───── Input records

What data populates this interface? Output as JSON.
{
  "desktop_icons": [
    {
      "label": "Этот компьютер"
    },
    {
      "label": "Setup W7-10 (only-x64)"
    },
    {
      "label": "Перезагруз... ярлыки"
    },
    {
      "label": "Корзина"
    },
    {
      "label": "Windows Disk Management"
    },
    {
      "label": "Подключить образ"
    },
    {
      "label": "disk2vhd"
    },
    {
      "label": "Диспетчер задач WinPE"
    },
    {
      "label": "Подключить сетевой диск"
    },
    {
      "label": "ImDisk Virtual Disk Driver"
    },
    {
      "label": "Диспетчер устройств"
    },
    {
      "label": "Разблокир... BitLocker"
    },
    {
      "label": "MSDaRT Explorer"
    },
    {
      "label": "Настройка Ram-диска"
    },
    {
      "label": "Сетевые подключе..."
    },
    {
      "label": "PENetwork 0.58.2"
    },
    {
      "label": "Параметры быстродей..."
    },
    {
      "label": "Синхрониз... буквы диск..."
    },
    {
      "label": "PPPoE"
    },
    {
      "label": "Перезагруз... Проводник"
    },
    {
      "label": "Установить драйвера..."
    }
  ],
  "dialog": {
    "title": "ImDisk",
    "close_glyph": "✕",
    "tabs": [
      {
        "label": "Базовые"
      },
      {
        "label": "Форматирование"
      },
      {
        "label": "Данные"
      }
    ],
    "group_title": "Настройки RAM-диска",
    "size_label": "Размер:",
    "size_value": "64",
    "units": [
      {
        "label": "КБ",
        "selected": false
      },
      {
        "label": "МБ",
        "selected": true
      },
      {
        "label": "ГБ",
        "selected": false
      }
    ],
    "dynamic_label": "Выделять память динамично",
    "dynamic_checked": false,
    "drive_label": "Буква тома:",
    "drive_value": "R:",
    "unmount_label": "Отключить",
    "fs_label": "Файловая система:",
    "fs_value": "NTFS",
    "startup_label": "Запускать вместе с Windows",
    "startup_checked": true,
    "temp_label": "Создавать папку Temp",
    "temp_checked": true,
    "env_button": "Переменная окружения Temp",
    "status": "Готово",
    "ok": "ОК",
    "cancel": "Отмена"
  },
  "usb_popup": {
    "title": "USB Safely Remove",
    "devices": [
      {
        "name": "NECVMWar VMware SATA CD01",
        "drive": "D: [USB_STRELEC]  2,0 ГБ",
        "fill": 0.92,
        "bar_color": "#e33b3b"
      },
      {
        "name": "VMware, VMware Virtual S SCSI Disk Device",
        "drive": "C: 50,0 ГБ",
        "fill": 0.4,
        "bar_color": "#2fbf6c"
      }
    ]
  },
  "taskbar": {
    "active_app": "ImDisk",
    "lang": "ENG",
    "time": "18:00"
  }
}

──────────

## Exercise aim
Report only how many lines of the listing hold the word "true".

## Expected answer
3